14/08/2019 - 16:01

Key McGowan adviser in fight over CCC inquiry

14/08/2019 - 16:01

Bookmark

Save articles for future reference.

The head of the Department of the Premier and Cabinet has been accused of an “extremely serious intentional breach of parliamentary privilege” by a parliamentary committee chaired by Labor's Kate Doust for his actions during a Corruption and Crime Commission investigation.

Key McGowan adviser in fight over CCC inquiry
Darren Foster is the head of the Department of Premier and Cabinet.

The head of the Department of the Premier and Cabinet has been accused of an “extremely serious intentional breach of parliamentary privilege” by a parliamentary committee chaired by Labor's Kate Doust for his actions during a Corruption and Crime Commission investigation.

Ms Doust, who chairs the Legislative Council's Parliamentary Privileges Committee (and is also President of the Council), released a statement today saying the issue had arisen when the CCC started an investigation of three former members of the council.

That was the start of a “frustrating three months”, the committee said in a report into the issue.

The friction arose between the CCC’s investigation and the committee’s obligation to ensure protection of parliamentary privilege over specific documents.

Anyone from the CCC who accessed privileged documents during an investigation would potentially be in contempt of parliament, the report said.

Working with the CCC, the committee developed a process to sort the documents, including appointing an independent judicial officer to review them.

In the report, the committee said:

“In what can only be described as, prima facie, an extremely serious intentional breach of parliamentary privilege by Mr Darren Foster, the Director General of the DPC, and all those advising and assisting him, Mr Foster:

 a. despite being warned repeatedly in no uncertain terms in writing by the PPC that he personally, and other officers of the executive, risked being in contempt of parliament; and

 b. having been advised that a clear defence was available to him under s 3(2) of the Corruption, Crime and Misconduct Act 2003 and the Parliamentary Privileges Act 1891 for refusing to comply with the two CCC Notices to Produce,

 unilaterally appointed officers of the executive (being staff of the State Solicitor’s Office) to trawl through ‘tens of thousands’ of emails of three former Members of the Legislative Council and their staff in order to identify, separate and exclude those documents that those officers of the Executive adjudged to relate to ‘a proceeding in Parliament’.”

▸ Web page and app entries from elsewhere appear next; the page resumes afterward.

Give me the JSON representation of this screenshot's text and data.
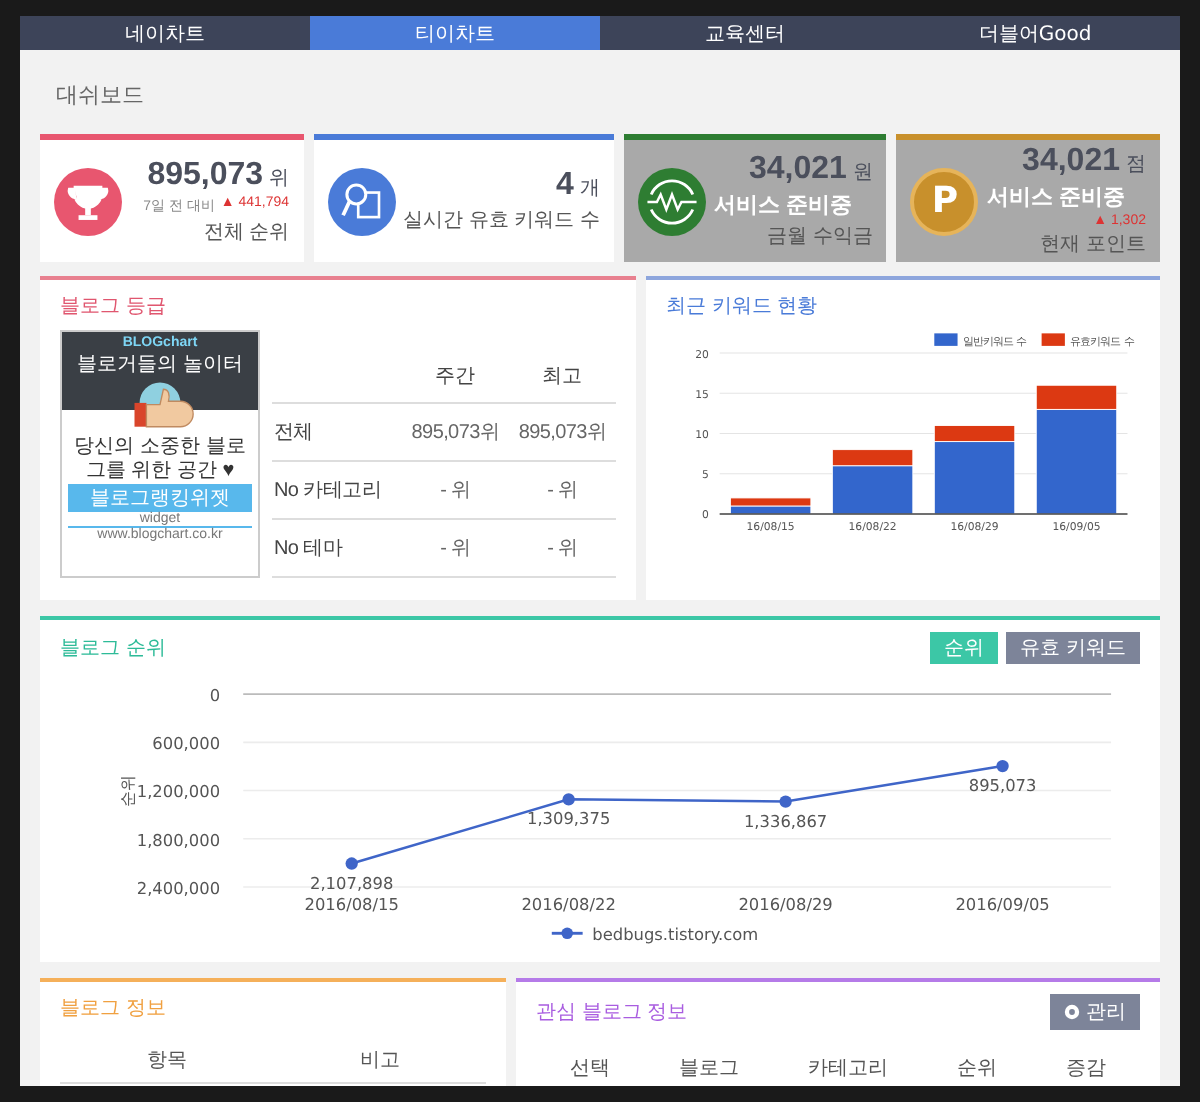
{
  "tabs": [
    {
      "label": "네이차트",
      "selected": false
    },
    {
      "label": "티이차트",
      "selected": true
    },
    {
      "label": "교육센터",
      "selected": false
    },
    {
      "label": "더블어Good",
      "selected": false
    }
  ],
  "page_title": "대쉬보드",
  "stat_cards": [
    {
      "kind": "trophy",
      "color": "#e8566f",
      "value": "895,073",
      "unit": "위",
      "sub_label": "7일 전 대비",
      "change": "▲ 441,794",
      "label": "전체 순위",
      "disabled": false
    },
    {
      "kind": "search-doc",
      "color": "#4a7bd8",
      "value": "4",
      "unit": "개",
      "label": "실시간 유효 키워드 수",
      "disabled": false
    },
    {
      "kind": "wave",
      "color": "#2e7d32",
      "value": "34,021",
      "unit": "원",
      "overlay": "서비스 준비중",
      "label": "금월 수익금",
      "disabled": true
    },
    {
      "kind": "coin",
      "icon_text": "P",
      "color": "#c8902c",
      "value": "34,021",
      "unit": "점",
      "change": "▲ 1,302",
      "overlay": "서비스 준비중",
      "label": "현재 포인트",
      "disabled": true
    }
  ],
  "blog_grade": {
    "title": "블로그 등급",
    "widget": {
      "logo": "BLOGchart",
      "headline": "블로거들의 놀이터",
      "text": "당신의 소중한 블로그를 위한 공간 ♥",
      "button": "블로그랭킹위젯",
      "caption": "widget",
      "url": "www.blogchart.co.kr"
    },
    "columns": [
      "주간",
      "최고"
    ],
    "rows": [
      {
        "label": "전체",
        "cells": [
          "895,073위",
          "895,073위"
        ]
      },
      {
        "label": "No 카테고리",
        "cells": [
          "- 위",
          "- 위"
        ]
      },
      {
        "label": "No 테마",
        "cells": [
          "- 위",
          "- 위"
        ]
      }
    ]
  },
  "keyword_status": {
    "title": "최근 키워드 현황",
    "chart_data": {
      "type": "bar",
      "stacked": true,
      "categories": [
        "16/08/15",
        "16/08/22",
        "16/08/29",
        "16/09/05"
      ],
      "ylim": [
        0,
        20
      ],
      "yticks": [
        0,
        5,
        10,
        15,
        20
      ],
      "grid": true,
      "legend": "top-right",
      "series": [
        {
          "name": "일반키워드 수",
          "color": "#3366cc",
          "values": [
            1,
            6,
            9,
            13
          ]
        },
        {
          "name": "유효키워드 수",
          "color": "#dc3912",
          "values": [
            1,
            2,
            2,
            3
          ]
        }
      ]
    }
  },
  "blog_rank": {
    "title": "블로그 순위",
    "buttons": [
      {
        "label": "순위",
        "selected": true
      },
      {
        "label": "유효 키워드",
        "selected": false
      }
    ],
    "chart_data": {
      "type": "line",
      "ylabel": "순위",
      "x": [
        "2016/08/15",
        "2016/08/22",
        "2016/08/29",
        "2016/09/05"
      ],
      "ylim": [
        2400000,
        0
      ],
      "grid": true,
      "legend": "bottom",
      "yticks": [
        {
          "value": 0,
          "label": "0"
        },
        {
          "value": 600000,
          "label": "600,000"
        },
        {
          "value": 1200000,
          "label": "1,200,000"
        },
        {
          "value": 1800000,
          "label": "1,800,000"
        },
        {
          "value": 2400000,
          "label": "2,400,000"
        }
      ],
      "value_labels": [
        "2,107,898",
        "1,309,375",
        "1,336,867",
        "895,073"
      ],
      "series": [
        {
          "name": "bedbugs.tistory.com",
          "color": "#3f65c8",
          "marker": "circle",
          "values": [
            2107898,
            1309375,
            1336867,
            895073
          ]
        }
      ]
    }
  },
  "blog_info": {
    "title": "블로그 정보",
    "columns": [
      "항목",
      "비고"
    ]
  },
  "watched_blogs": {
    "title": "관심 블로그 정보",
    "manage_button": "관리",
    "columns": [
      "선택",
      "블로그",
      "카테고리",
      "순위",
      "증감"
    ]
  }
}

Following this, the committee moved to audit the documents to ensure none would be subject to privilege.

The department’s acting director general, Emily Roper, refused a summons to appear with documents before the committee.

Ms Roper was also advised ... that a refusal to comply with the summons would result in a requirement for the chair of the (committee) to report any objection to produce documents and the reasons for such objection to the Legislative Council,” the report said.

Ms Roper wrote back a week later arguing it would not be appropriate to produce the documents because their release might impact the safety or reputation of those investigated, and potentially impact a trial.

The CCC was empowered to restrict disclosure of information in those circumstances.

In any event, she said she could not appear at the proposed time because she had accompanied the premier to a Council of Australian Governments meeting.

Ms Doust said Mr Foster's conduct "sowed the seed for Ms Roper’s refusal to comply with the Committee’s summons".

Ms Doust asserted that the issue had wide ramifications.

"These two related matters of privilege and their effect on the sources of information to the Parliament and its members strike at the heart of our democratic institutions," she said. 

"The chilling effect on parliamentary activities would be palpable and immediate." 

The committee’s report made a number of recommendations for the Legislative Council to approve, including for an investigation whether Ms Roper or Mr Foster acted in contempt of parliament, to produce the documents to the committee, and to not produce certain documents to the CCC. 

UPDATE: Mr Foster's actions have been strongly defended by premier Mark McGowan, who said his top adviser was supporting the CCC's inquiry.

Mr Foster has commented that the controversy comes down to a dispute between the CCC and a parliamentary committee, and that he was siimply doing his job.

 

STANDING BY BUSINESS. TRUSTED BY BUSINESS.

Subscription Options